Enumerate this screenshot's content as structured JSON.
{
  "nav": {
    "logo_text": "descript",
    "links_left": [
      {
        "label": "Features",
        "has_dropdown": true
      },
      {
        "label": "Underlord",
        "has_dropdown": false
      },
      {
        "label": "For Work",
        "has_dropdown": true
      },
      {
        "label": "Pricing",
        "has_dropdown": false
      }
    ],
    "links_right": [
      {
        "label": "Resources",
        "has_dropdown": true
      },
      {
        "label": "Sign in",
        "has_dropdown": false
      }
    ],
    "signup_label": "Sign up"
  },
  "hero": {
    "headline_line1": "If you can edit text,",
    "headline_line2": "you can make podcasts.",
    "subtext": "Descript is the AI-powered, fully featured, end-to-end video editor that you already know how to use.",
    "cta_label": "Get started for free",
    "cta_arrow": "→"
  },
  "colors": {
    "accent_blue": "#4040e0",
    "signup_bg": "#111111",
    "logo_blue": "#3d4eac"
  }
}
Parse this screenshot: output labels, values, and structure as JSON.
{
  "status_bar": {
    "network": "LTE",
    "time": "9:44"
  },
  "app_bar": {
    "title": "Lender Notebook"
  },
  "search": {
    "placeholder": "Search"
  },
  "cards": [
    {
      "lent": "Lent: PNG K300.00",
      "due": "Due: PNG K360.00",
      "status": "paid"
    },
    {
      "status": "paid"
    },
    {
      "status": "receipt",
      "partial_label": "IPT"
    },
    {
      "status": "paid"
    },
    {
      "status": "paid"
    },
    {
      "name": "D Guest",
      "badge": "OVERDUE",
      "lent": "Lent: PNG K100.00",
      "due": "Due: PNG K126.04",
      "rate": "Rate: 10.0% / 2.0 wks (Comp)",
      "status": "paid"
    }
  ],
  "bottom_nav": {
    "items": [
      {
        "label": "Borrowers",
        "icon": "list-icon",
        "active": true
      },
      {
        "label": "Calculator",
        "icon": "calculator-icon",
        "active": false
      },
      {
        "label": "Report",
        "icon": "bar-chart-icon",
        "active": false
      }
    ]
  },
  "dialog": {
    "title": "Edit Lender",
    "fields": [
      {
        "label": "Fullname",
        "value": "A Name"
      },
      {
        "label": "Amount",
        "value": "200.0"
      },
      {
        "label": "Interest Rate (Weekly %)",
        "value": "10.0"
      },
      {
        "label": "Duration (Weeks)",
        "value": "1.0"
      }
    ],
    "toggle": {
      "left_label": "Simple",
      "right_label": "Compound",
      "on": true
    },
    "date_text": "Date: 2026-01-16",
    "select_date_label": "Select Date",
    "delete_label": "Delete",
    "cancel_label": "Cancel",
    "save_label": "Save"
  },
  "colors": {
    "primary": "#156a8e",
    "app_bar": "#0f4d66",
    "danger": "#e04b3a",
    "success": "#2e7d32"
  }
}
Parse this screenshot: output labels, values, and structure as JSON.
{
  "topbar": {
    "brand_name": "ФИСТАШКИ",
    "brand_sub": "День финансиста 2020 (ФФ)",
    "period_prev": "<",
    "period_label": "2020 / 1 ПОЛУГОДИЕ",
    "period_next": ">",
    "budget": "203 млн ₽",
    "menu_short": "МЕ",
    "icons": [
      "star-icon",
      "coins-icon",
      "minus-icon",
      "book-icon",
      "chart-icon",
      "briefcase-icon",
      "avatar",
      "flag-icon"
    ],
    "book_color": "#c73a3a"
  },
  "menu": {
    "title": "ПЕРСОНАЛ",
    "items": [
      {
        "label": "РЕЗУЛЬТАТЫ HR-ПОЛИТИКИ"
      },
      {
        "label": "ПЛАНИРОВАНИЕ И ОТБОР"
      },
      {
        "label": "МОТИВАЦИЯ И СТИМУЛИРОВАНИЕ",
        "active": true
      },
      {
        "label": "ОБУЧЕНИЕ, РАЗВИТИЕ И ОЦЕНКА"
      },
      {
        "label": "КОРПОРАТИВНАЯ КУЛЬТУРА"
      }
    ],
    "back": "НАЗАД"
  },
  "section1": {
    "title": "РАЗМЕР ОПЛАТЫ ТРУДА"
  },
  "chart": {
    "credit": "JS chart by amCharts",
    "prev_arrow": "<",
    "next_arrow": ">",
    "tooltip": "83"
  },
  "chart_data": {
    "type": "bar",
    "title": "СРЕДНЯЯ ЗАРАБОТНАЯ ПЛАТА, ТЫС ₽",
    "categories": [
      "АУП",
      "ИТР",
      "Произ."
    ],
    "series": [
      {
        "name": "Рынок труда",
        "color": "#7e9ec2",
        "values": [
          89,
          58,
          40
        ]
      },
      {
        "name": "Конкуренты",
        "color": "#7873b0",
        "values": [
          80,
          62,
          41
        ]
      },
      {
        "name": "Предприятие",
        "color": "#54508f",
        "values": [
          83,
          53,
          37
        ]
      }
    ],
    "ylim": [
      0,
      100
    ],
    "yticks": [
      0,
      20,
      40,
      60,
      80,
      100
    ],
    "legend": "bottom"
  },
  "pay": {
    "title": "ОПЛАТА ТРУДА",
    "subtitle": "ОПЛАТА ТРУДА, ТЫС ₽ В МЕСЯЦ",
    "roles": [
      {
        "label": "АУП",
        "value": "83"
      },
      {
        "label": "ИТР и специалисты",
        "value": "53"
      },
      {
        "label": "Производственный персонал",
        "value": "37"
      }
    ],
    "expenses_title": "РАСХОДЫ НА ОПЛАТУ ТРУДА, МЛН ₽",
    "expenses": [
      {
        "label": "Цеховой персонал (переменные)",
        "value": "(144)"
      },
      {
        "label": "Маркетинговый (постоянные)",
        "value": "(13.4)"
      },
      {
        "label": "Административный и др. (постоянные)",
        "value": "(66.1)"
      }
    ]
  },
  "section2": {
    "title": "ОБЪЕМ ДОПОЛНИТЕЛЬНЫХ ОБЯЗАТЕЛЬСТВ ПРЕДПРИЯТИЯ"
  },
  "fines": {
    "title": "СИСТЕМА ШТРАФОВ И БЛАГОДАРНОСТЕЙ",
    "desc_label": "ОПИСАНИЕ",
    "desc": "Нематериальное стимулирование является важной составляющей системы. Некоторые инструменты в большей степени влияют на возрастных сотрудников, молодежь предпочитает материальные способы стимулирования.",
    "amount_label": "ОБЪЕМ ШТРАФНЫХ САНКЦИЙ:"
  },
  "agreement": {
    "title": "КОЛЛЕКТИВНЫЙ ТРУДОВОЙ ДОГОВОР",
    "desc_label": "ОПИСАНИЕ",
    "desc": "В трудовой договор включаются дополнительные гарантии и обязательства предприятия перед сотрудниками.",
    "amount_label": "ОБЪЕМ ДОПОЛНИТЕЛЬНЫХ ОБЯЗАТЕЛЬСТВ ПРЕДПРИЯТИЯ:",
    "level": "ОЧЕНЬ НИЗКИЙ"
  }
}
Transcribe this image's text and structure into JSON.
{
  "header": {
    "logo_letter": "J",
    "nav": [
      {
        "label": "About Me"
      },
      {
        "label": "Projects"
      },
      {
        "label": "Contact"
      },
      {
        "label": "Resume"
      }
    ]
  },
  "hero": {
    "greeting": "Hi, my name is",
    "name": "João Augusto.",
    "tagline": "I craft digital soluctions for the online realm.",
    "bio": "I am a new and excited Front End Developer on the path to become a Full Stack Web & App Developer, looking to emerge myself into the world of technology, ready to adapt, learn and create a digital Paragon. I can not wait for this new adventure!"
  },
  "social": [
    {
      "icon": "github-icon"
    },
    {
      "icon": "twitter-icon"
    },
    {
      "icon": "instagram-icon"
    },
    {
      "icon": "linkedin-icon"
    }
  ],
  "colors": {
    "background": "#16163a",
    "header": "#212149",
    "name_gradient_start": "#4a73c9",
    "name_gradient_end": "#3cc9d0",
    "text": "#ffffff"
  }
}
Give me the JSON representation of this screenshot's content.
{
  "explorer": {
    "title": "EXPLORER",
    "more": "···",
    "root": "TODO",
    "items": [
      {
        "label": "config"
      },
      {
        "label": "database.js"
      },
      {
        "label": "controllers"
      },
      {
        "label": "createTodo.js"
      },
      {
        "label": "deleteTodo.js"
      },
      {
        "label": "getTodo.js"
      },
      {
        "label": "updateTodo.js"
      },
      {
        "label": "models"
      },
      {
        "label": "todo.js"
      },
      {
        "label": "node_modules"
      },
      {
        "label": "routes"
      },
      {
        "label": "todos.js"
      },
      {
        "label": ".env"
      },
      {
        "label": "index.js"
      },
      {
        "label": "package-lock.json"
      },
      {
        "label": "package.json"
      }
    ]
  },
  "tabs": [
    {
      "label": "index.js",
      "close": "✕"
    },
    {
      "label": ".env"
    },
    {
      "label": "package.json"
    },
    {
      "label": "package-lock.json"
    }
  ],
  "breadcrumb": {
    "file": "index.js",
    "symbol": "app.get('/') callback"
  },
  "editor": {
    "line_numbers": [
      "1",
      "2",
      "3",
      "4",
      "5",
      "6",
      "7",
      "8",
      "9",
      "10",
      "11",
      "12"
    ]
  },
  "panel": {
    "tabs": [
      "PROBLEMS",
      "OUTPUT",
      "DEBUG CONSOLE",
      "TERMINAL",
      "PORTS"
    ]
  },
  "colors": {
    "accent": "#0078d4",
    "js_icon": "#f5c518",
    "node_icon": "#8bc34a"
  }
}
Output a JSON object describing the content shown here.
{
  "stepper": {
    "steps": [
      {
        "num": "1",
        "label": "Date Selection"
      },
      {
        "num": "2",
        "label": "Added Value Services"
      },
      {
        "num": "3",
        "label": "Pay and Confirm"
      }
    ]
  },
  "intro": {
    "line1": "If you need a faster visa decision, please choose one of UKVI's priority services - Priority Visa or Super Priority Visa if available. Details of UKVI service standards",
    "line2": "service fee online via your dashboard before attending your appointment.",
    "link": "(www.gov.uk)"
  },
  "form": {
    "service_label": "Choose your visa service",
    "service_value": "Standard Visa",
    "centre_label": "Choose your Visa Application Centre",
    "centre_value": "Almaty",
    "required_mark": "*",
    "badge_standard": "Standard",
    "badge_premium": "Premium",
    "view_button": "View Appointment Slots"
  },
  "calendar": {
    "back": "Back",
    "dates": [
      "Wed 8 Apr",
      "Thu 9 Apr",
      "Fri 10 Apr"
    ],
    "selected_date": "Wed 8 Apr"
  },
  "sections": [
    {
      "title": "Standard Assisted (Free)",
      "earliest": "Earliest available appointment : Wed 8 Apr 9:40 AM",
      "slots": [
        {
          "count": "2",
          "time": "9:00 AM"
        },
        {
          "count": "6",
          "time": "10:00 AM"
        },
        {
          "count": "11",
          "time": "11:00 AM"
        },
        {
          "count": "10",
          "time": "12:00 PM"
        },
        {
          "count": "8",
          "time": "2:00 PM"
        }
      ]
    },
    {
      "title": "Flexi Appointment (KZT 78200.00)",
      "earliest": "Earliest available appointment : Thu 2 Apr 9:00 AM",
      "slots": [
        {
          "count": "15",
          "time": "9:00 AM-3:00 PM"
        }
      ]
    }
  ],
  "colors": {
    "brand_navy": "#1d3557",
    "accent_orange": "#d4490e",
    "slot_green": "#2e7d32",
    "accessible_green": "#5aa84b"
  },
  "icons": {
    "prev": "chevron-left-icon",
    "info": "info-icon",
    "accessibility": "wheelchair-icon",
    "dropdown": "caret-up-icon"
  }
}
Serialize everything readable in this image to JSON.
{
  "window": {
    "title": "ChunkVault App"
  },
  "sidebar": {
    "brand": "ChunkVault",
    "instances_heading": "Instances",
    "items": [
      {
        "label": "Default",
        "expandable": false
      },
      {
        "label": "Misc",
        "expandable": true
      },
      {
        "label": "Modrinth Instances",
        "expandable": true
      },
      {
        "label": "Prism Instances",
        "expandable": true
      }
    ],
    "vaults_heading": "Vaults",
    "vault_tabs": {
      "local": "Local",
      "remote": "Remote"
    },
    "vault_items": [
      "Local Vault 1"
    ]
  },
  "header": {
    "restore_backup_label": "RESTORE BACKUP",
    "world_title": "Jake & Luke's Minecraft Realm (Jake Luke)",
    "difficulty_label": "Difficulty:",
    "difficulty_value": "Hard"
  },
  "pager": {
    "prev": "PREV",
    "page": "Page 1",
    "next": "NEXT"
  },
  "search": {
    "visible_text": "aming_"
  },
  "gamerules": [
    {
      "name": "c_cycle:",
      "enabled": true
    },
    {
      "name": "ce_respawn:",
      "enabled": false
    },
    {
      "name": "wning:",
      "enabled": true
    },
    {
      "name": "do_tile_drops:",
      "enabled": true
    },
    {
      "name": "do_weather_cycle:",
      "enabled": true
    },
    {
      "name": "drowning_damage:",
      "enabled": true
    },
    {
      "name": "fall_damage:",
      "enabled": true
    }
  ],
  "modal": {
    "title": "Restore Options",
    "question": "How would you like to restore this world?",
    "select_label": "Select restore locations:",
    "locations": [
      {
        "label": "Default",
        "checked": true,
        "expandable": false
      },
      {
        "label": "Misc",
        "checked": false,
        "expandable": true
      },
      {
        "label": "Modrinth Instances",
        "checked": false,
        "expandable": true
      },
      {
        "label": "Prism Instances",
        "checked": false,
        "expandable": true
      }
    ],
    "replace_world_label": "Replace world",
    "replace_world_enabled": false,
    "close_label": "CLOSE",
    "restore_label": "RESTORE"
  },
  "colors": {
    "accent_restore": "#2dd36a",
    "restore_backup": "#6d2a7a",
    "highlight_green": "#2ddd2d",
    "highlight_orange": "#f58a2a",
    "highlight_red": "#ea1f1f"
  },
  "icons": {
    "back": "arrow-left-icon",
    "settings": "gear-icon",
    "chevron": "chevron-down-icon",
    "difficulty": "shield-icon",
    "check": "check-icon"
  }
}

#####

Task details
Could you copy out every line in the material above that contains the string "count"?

Result of this task
          "count": "2",
          "count": "6",
          "count": "11",
          "count": "10",
          "count": "8",
          "count": "15",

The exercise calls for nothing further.